In Harry Potter and the Goblet of Fire, Hermione Granger becomes an activist for house-elves. She observes how Winky the house-elf is treated roughly and immediately dismissed by her owner Bartemius Crouch for a crime she did not commit. This injustice leads Hermione to take up the fight for racial equality in the wizarding world, but J.K. Rowling does more than teach young audiences to take a stand when you see something wrong going on in your community. She teaches us that the fight for social justice is an uphill struggle that does not lead to immediate change. Hermione learns this lesson when she meets resistance in the form of the status quo with regard to the role of house elves and the fact that house-elves do not feel their oppression.

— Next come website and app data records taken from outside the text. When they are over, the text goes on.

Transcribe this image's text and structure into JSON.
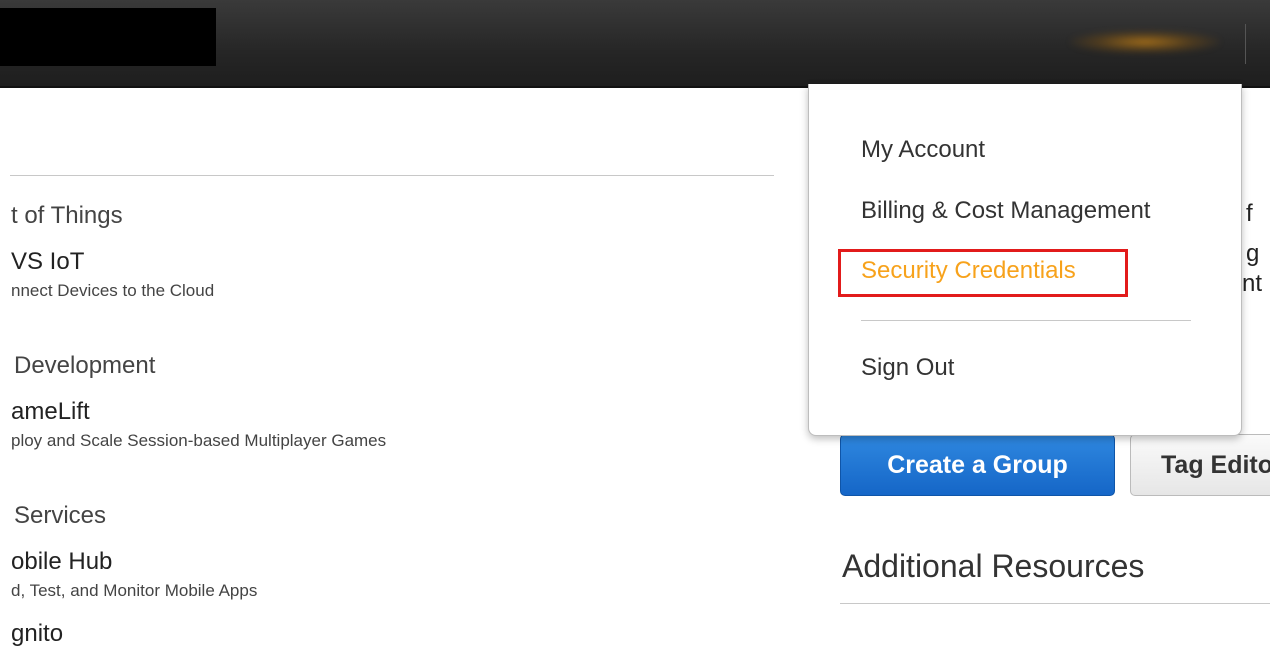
{
  "topbar": {
    "logo_label": "",
    "user_menu_label": ""
  },
  "services": {
    "groups": [
      {
        "heading": "t of Things",
        "items": [
          {
            "name": "VS IoT",
            "desc": "nnect Devices to the Cloud"
          }
        ]
      },
      {
        "heading": "Development",
        "items": [
          {
            "name": "ameLift",
            "desc": "ploy and Scale Session-based Multiplayer Games"
          }
        ]
      },
      {
        "heading": "Services",
        "items": [
          {
            "name": "obile Hub",
            "desc": "d, Test, and Monitor Mobile Apps"
          },
          {
            "name": "gnito",
            "desc": ""
          }
        ]
      }
    ]
  },
  "dropdown": {
    "items": [
      {
        "label": "My Account"
      },
      {
        "label": "Billing & Cost Management"
      },
      {
        "label": "Security Credentials"
      },
      {
        "label": "Sign Out"
      }
    ],
    "highlight_color": "#e21b1b",
    "active_color": "#f7a21b"
  },
  "right": {
    "peek_lines": [
      "f",
      "g",
      "nt"
    ],
    "create_group_label": "Create a Group",
    "tag_editor_label": "Tag Editor",
    "additional_resources": "Additional Resources"
  }
}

When Hermione hears that Hogwarts employs house-elves without pay or benefits, she launches a grassroots campaign to promote change. She creates the organization S.P.E.W. (Society for the Promotion of Elfish Welfare). The aim of this society is to “secure house-elves fair wages and working conditions.” (225) Hermione attempts to rally students to create reform in the school, but she is told every time that she is on the wrong side of the issue. When Hermione explains how house-elf enslavement in the wizarding world goes back centuries, Ron Weasley responds, “Hermione — open your ears. They. Like. It. They like being enslaved!” (224) Even Hagrid, known for his love for magical creatures, explains, “I’m not sayin’ there isn’t the odd elf who’d take freedom, but yeh’ll never persuade most of ‘em ter do it — no, nothin’ doin’, Hermione.” (265) Hermione’s words fall on deaf ears precisely because of what she mentions to Ron: house-elf enslavement goes back centuries. In the eyes of the wizarding community, that is just the way it is. You cannot expect to easily change an idea that is considered normal and a part of everyday life. Ron and Hagrid’s words point to another problem: house-elves love their enslavement.

Hermione not only has to change the minds of the entire wizarding community; she also needs to convince the oppressed of their oppression. House-elves love to serve. Fred and George Weasley, when visiting the kitchens of Hogwarts, observe that they look “happy” and “think they’ve got the best job in the world.” (239) Harry Potter and the gang confirm these observations when they visit the kitchens. The house-elves, upon seeing them,“came trotting up. . . bearing a large silver tray laden with a teapot, cups for Harry, Ron, and Hermione, a milk jug, and a large plate of biscuits.” (377) Service is hardwired into the house-elves. When Dobby, the house-elf freed by Harry Potter, mentions how he is enjoying his freedom, the house-elves “started edging away from Dobby, as though he were carrying something contagious.” (378) How can Hermione fight for the freedom of house-elves when they hate the very mention of it? Even Dobby, a lover of freedom, reverts back to his servant ways. When he calls the Malfoys “bad masters,” (381) he seems okay at first but suddenly starts calling himself bad and banging himself on the head. Dobby is incapable, despite being free to do and say as he please, to freely express himself without shock and a feeling of wrongdoing. Dobby’s self-punishment points to how deep this institution runs. This institution has its intricate web in the psyche of house-elves. Hermione will have a tough time liberating the oppressed if they love their oppression and balk at the idea of freedom.

Hermione Granger’s struggle to promote house-elf rights is the struggle for social justice. It is a constant battle that requires, to borrow Professor Moody’s words, constant vigilance. If we are not vigilant and accept things as they are without question, like Ron, that is how systems of oppression are allowed to take root in society and flourish. The battle is not easy. It is a gradual, uphill battle. Hermione learns that change is not going to happen overnight. It will require dismantling an institution that has thrived for centuries and changing ideas that society views as the natural order of things. Tough lesson aside, Rowling does an excellent job of providing young readers with a role model who questions what society deems as normal and challenges injustice when it rears its ugly countenance. In other words, Hermione Granger is woke as fuck.